*Provided records*
▼
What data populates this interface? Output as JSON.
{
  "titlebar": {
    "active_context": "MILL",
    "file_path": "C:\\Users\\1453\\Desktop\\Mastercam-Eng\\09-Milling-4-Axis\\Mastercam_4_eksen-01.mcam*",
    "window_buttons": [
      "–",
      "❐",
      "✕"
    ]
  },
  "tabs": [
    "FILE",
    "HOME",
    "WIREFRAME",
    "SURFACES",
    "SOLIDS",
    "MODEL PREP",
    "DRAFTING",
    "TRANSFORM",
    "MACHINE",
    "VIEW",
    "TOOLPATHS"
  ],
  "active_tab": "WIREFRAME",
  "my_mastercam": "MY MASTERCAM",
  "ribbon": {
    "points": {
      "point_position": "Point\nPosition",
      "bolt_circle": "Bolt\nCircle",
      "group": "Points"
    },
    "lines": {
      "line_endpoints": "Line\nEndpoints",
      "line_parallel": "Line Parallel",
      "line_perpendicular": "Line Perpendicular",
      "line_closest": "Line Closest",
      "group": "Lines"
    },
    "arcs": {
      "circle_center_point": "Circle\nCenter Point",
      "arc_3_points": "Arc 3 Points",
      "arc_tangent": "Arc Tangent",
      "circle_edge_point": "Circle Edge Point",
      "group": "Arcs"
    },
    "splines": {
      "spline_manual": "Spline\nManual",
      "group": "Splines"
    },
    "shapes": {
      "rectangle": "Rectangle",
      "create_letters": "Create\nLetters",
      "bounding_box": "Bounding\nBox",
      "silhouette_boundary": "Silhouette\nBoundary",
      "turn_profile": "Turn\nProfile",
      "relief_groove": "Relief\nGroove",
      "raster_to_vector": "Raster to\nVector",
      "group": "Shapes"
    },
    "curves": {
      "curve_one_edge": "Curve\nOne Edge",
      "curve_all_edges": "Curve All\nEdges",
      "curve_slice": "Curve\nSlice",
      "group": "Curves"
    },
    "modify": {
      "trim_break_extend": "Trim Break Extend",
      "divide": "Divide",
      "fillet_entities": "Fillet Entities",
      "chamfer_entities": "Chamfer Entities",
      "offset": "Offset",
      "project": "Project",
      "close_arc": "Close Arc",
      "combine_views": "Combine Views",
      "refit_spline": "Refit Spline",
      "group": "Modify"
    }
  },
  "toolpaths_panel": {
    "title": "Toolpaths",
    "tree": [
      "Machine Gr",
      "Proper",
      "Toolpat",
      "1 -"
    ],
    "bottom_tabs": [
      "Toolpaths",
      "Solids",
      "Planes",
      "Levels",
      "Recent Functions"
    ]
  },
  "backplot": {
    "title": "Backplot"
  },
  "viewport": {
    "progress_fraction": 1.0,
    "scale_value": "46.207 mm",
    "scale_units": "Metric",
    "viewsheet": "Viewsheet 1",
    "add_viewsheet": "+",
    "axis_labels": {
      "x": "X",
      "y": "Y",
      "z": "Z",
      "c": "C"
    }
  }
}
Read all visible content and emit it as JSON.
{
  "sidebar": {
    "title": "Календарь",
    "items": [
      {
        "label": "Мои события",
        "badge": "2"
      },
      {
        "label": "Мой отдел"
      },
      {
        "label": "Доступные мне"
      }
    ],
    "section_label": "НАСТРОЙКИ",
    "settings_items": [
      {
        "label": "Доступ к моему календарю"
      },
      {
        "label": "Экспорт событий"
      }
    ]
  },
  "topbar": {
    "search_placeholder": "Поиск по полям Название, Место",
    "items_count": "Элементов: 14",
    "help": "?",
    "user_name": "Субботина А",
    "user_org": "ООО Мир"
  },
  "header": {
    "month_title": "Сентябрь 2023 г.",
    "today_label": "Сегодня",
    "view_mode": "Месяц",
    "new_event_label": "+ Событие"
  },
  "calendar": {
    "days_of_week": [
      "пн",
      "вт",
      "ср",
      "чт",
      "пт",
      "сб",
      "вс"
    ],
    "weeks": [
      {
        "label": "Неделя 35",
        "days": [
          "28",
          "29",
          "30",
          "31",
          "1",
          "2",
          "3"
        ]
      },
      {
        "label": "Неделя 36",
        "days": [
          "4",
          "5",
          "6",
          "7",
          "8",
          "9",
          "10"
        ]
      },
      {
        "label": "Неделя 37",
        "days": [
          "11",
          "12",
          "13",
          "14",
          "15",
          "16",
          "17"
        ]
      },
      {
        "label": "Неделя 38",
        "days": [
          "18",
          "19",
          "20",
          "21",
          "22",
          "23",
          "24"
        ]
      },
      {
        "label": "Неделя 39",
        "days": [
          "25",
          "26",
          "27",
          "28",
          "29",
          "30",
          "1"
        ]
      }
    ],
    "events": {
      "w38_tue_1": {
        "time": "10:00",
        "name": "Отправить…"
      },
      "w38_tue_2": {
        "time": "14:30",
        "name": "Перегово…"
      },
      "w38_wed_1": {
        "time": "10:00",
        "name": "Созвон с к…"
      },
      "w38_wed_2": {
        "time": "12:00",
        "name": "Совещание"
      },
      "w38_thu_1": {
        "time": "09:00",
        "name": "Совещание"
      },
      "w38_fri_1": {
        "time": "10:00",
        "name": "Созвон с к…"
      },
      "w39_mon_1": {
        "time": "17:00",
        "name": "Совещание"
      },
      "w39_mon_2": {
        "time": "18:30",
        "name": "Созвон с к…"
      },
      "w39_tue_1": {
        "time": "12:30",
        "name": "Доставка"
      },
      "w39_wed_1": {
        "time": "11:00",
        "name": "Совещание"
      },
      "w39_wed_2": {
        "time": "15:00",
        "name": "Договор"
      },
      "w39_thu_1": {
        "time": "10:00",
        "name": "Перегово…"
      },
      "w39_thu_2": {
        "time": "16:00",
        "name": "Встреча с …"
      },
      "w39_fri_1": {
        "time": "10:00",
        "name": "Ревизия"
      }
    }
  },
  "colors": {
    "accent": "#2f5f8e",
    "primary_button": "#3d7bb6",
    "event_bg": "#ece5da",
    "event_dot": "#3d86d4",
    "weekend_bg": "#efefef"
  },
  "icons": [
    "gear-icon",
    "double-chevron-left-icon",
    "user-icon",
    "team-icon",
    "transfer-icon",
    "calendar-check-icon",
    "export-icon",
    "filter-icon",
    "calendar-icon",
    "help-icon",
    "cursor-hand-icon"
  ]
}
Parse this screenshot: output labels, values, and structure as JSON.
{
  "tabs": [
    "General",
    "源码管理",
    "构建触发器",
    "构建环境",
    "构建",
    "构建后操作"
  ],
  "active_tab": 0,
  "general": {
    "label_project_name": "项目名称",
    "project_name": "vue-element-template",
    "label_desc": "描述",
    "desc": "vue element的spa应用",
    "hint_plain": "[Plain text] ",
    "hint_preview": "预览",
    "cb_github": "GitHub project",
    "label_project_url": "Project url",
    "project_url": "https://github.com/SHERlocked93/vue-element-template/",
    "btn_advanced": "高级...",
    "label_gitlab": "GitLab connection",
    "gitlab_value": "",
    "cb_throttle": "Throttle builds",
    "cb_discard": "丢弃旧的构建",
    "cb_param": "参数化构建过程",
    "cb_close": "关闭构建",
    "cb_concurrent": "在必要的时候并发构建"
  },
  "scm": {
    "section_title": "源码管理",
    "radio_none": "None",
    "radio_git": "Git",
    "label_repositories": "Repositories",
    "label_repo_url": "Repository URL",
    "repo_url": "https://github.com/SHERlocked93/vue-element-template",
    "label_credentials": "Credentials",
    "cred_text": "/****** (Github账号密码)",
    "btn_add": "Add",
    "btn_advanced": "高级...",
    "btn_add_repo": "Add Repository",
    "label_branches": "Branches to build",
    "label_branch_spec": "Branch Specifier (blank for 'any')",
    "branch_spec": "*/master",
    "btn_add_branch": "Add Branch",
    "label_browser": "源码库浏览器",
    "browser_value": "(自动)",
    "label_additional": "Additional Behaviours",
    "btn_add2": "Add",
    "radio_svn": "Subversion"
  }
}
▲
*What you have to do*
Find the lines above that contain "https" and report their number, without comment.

*Solved exercise*
2